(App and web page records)
┌────────

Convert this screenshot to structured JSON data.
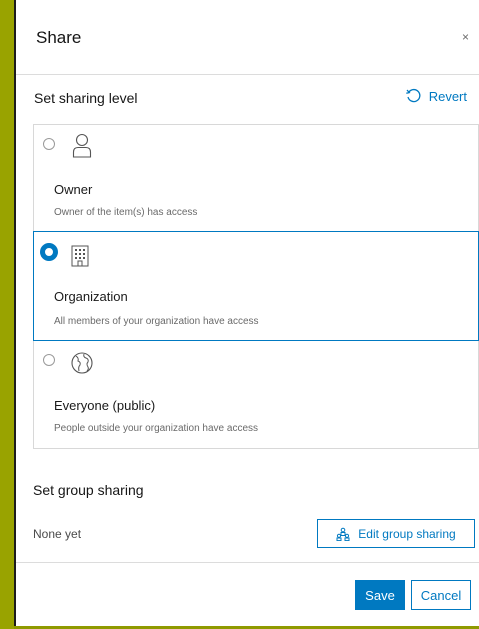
{
  "dialog": {
    "title": "Share",
    "close_glyph": "×"
  },
  "sharing_level": {
    "title": "Set sharing level",
    "revert_label": "Revert",
    "options": [
      {
        "label": "Owner",
        "description": "Owner of the item(s) has access",
        "icon": "user-icon",
        "selected": false
      },
      {
        "label": "Organization",
        "description": "All members of your organization have access",
        "icon": "building-icon",
        "selected": true
      },
      {
        "label": "Everyone (public)",
        "description": "People outside your organization have access",
        "icon": "globe-icon",
        "selected": false
      }
    ]
  },
  "group_sharing": {
    "title": "Set group sharing",
    "status": "None yet",
    "edit_label": "Edit group sharing"
  },
  "footer": {
    "save_label": "Save",
    "cancel_label": "Cancel"
  },
  "colors": {
    "accent": "#0079c1",
    "backdrop": "#8f9a00"
  }
}
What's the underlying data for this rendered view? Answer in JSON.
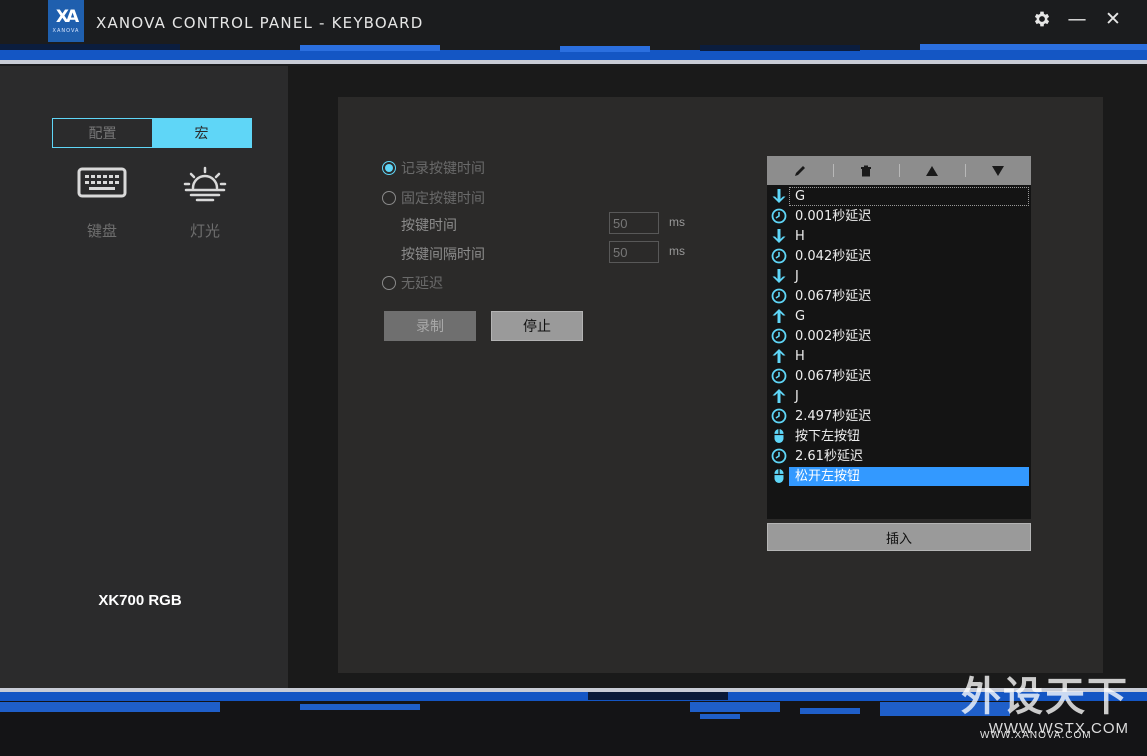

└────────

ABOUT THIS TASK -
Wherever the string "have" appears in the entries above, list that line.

EXERCISE OUTPUT -
        "description": "All members of your organization have access",
        "description": "People outside your organization have access",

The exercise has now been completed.